= Exercise aim =
Retype each line of the material exactly, please, skipping any picture in it.

= Materials provided =

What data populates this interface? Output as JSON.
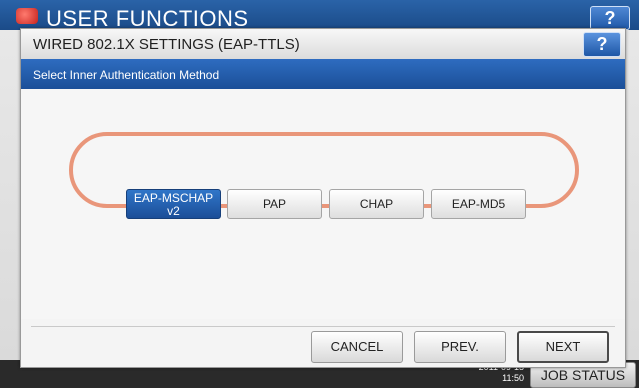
{
  "background": {
    "title": "USER FUNCTIONS",
    "help_label": "?",
    "clock_line1": "2011-09-15",
    "clock_line2": "11:50",
    "job_status_label": "JOB STATUS"
  },
  "dialog": {
    "title": "WIRED 802.1X SETTINGS (EAP-TTLS)",
    "help_label": "?",
    "instruction": "Select Inner Authentication Method",
    "methods": [
      {
        "label_line1": "EAP-MSCHAP",
        "label_line2": "v2",
        "selected": true
      },
      {
        "label": "PAP",
        "selected": false
      },
      {
        "label": "CHAP",
        "selected": false
      },
      {
        "label": "EAP-MD5",
        "selected": false
      }
    ],
    "footer": {
      "cancel_label": "CANCEL",
      "prev_label": "PREV.",
      "next_label": "NEXT"
    }
  },
  "colors": {
    "accent_blue": "#1b4f98",
    "highlight_ring": "#e9967a"
  }
}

= Expected output =
What data populates this interface? Output as JSON.
{
  "background": {
    "title": "USER FUNCTIONS",
    "help_label": "?",
    "clock_line1": "2011-09-15",
    "clock_line2": "11:50",
    "job_status_label": "JOB STATUS"
  },
  "dialog": {
    "title": "WIRED 802.1X SETTINGS (EAP-TTLS)",
    "help_label": "?",
    "instruction": "Select Inner Authentication Method",
    "methods": [
      {
        "label_line1": "EAP-MSCHAP",
        "label_line2": "v2",
        "selected": true
      },
      {
        "label": "PAP",
        "selected": false
      },
      {
        "label": "CHAP",
        "selected": false
      },
      {
        "label": "EAP-MD5",
        "selected": false
      }
    ],
    "footer": {
      "cancel_label": "CANCEL",
      "prev_label": "PREV.",
      "next_label": "NEXT"
    }
  },
  "colors": {
    "accent_blue": "#1b4f98",
    "highlight_ring": "#e9967a"
  }
}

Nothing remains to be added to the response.